The last, and potentially most significant change, would see teams more likely to trade players rather than risk trying to re-sign them with draft pick compensation as Plan B. A team like the Washington Nationals may be more likely to unload Alfonso Soriano, rather than bank on being able to re-sign him either before he hits free agency or as a free agent.
Phillies' GM Pat Gillick stayed away from signing big-name free agents this past winter, partly because he didn't want to sacrifice draft picks to do so. Instead, Gillick turned to lesser free agent signings and trades to reshape the club. As things stand now, the major impact on the Phillies this off-season would be positive. They have money to spend thanks to dumping salary when they sent Bobby Abreu and other players out of town in trades and they don't have many high-profile players who will be on the free agency market. The Phillie most likely to hit the open market is David Dellucci and while the Phillies wouldn't get compensation for losing him, they also wouldn't lose draft picks if they were to sign other teams free agents.
It's unclear what, if any, impact the new compensation rule would have on arbitration. Currently, teams must offer players arbitration to collect on the compensation and many players are often offered arbitration only because the teams know they will sign a long-term deal elsewhere rather than accept a one-year arbitration settlement. Without pending compensation, it's likely that those offers will now simply go without being made.
An example the Orioles may have to deal with is in the case of LaTroy Hawkins. It's possible the Orioles may have offered him arbitration without any intention of re-signing him, if they suspected he would garner a multi-year deal elsewhere. Without the benefit of draft pick compensation, however, that scenario is unlikely.

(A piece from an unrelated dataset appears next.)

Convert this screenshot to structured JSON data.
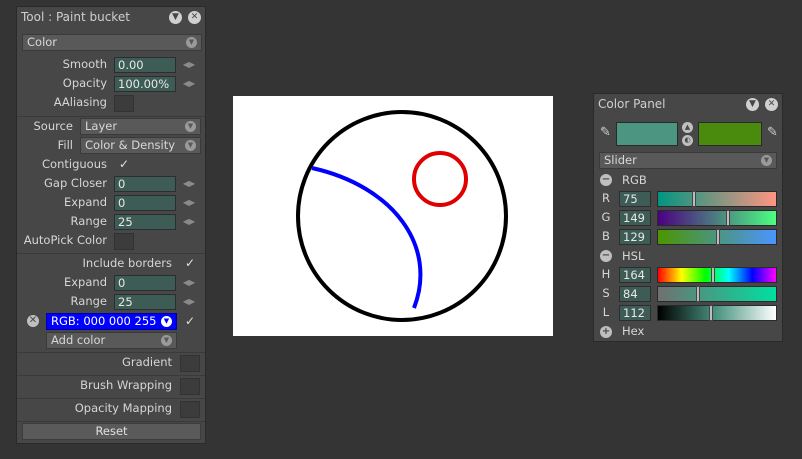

It will be interesting to see if baseball will now try to use the dropping of free agency compensation as a bargaining chip to perhaps change arbitration rules, which many owners would like to have changed.